**INPUT MATERIAL:**

*** Block opens ***

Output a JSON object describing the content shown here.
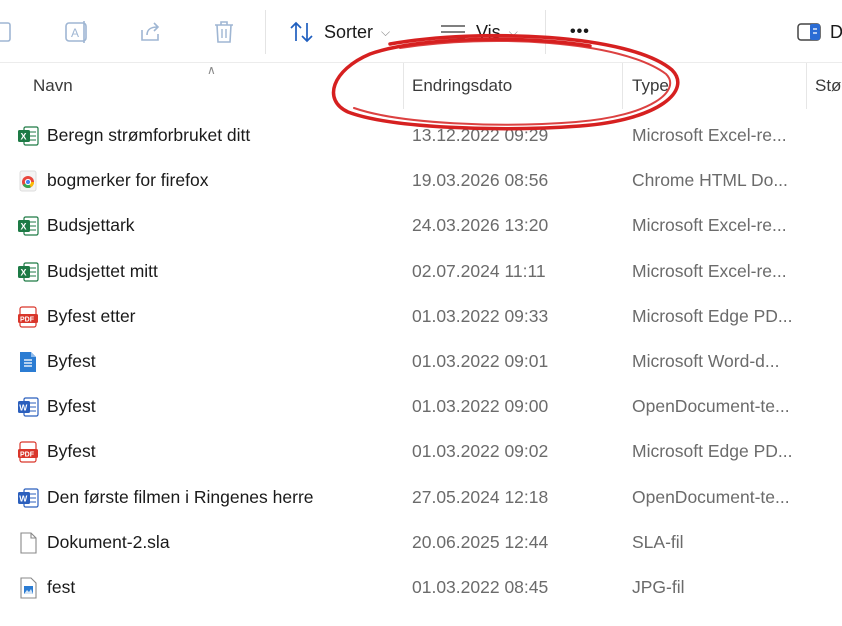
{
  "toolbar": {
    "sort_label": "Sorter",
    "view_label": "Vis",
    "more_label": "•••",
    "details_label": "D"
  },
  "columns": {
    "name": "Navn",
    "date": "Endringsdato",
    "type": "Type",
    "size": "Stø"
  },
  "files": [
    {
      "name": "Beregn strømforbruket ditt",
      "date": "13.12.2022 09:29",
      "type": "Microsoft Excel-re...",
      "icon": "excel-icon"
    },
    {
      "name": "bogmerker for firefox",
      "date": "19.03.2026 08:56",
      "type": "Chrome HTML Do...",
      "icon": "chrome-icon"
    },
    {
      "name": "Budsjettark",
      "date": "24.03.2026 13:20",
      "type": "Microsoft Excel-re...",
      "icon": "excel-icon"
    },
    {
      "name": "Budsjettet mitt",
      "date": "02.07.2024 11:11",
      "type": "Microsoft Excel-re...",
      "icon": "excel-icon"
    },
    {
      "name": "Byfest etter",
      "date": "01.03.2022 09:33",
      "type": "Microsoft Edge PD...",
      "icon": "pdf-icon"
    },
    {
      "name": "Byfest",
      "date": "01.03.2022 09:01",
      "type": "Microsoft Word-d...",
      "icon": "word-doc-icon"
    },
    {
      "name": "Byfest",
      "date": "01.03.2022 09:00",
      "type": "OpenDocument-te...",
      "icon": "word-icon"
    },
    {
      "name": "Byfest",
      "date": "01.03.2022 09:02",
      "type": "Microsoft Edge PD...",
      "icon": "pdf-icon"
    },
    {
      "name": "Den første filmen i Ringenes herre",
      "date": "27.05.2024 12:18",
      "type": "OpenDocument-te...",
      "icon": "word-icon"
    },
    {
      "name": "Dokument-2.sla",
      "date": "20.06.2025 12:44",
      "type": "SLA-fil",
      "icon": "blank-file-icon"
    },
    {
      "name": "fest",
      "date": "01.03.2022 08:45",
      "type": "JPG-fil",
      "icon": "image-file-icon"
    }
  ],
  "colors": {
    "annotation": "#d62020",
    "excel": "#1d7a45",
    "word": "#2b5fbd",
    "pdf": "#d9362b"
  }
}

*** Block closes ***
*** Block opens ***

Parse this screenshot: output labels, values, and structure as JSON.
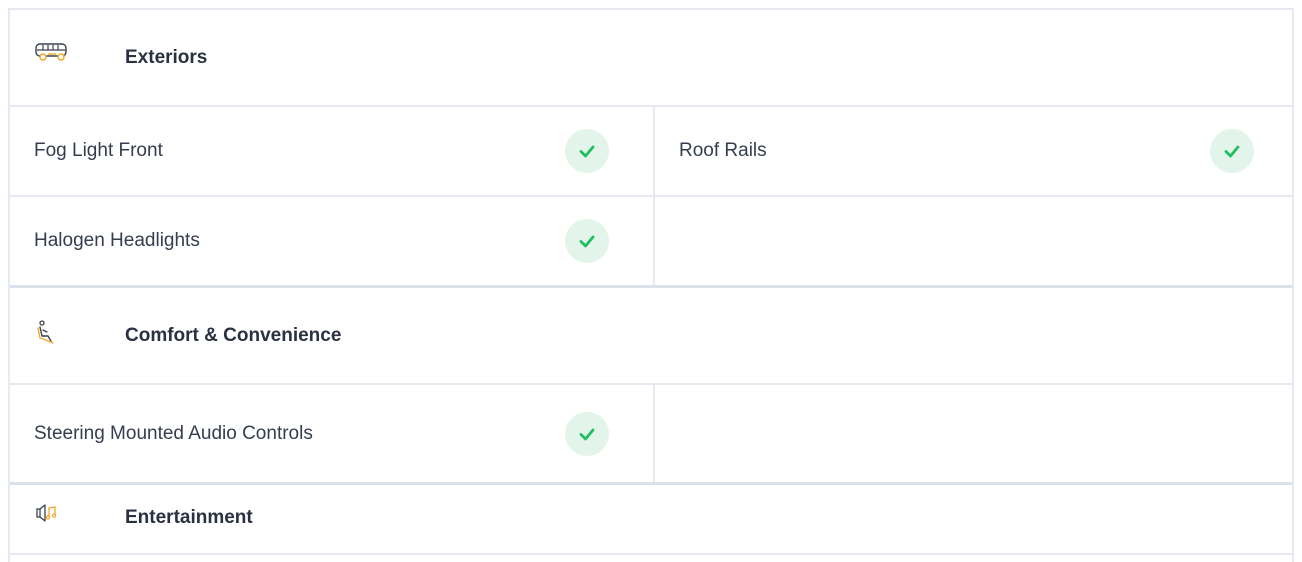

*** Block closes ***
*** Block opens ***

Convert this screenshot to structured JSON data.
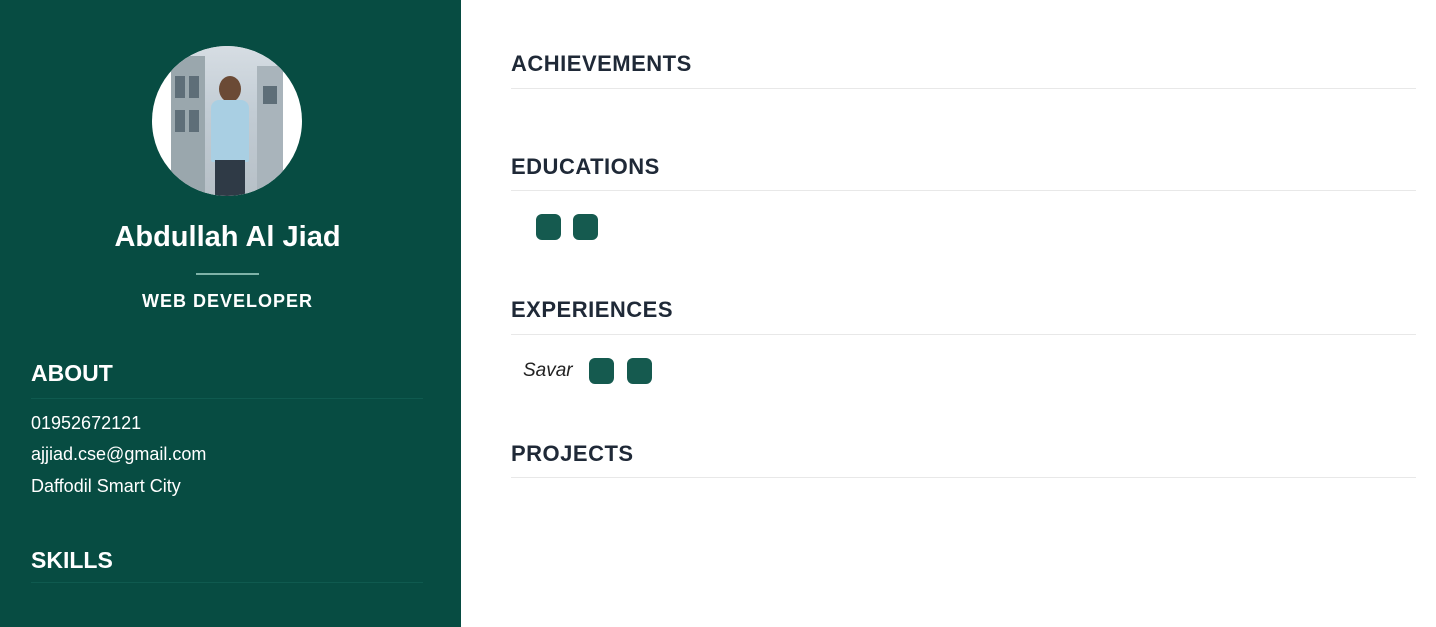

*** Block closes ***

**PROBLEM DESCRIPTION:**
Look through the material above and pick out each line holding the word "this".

**WRITTEN SOLUTION:**
Parse this screenshot: output labels, values, and structure as JSON.
Convert this screenshot to structured JSON data.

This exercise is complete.